The Indian School of International Studies (ISIS), set up in 1955, was merged with JNU in June 1970 and the ‘Indian’ in the name dropped. The MPhil and PhD students of ISIS, and undergraduates from the Institute of Russian Studies, which was inducted into JNU in 1969, were the first set of students to enter the new university. Rakesh Batabyal writes in his book JNU: The Making of a University that these new students “were not particularly known for their political proclivities except that the general tenor of international studies was apolitical, while that of Russian studies was pro-Soviet Union… In the School of International Studies, there were eight professors and none of them could be identified with communism, Marxism or even socialism of any hue. A couple of them had strong American orientation and outlook.”
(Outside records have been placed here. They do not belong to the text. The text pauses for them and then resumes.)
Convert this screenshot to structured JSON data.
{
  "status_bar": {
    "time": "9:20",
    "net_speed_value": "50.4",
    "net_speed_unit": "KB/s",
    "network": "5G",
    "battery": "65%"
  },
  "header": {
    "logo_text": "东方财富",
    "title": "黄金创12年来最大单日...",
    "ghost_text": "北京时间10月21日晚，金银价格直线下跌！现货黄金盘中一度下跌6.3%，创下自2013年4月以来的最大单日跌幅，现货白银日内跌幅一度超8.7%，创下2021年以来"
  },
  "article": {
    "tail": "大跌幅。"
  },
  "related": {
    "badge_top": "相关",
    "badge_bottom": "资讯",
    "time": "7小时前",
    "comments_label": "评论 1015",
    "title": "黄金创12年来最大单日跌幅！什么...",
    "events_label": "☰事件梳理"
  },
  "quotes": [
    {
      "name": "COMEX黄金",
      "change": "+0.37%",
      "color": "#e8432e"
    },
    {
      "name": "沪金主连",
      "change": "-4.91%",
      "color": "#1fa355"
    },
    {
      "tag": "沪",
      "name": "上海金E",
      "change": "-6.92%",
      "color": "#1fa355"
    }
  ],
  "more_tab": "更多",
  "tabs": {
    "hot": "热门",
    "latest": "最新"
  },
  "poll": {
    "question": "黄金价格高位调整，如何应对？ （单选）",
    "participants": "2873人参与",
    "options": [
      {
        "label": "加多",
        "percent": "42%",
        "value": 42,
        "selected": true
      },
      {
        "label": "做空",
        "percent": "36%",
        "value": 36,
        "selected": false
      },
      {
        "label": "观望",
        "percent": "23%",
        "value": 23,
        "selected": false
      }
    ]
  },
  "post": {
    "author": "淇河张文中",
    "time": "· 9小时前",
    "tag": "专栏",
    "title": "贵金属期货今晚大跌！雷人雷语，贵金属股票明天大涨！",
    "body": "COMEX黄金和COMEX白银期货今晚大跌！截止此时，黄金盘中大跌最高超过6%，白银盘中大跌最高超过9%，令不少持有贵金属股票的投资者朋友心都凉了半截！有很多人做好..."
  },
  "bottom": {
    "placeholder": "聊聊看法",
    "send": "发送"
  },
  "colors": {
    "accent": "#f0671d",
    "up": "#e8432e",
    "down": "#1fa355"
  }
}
SIS even had an active students’ union, which had young leaders such as Prakash Karat. Batabyal writes that when the SIS union was merged with the SFI-led union in JNU, several of Karat’s colleagues in the SIS union were not happy.

“The success of the JNU students’ union in demonstrating against the visit of then British prime minister Edward Heath, when he came to speak at the Sapru House auditorium, provided an opportunity, Batabyal writes, for political parties “to penetrate JNU,” writes Batabyal.

Also, a “sizeable number of the students of the School of Social Sciences tried to counter the coordinated efforts of the left parties to control the students by declaring a formation of ‘Free Thinkers’.”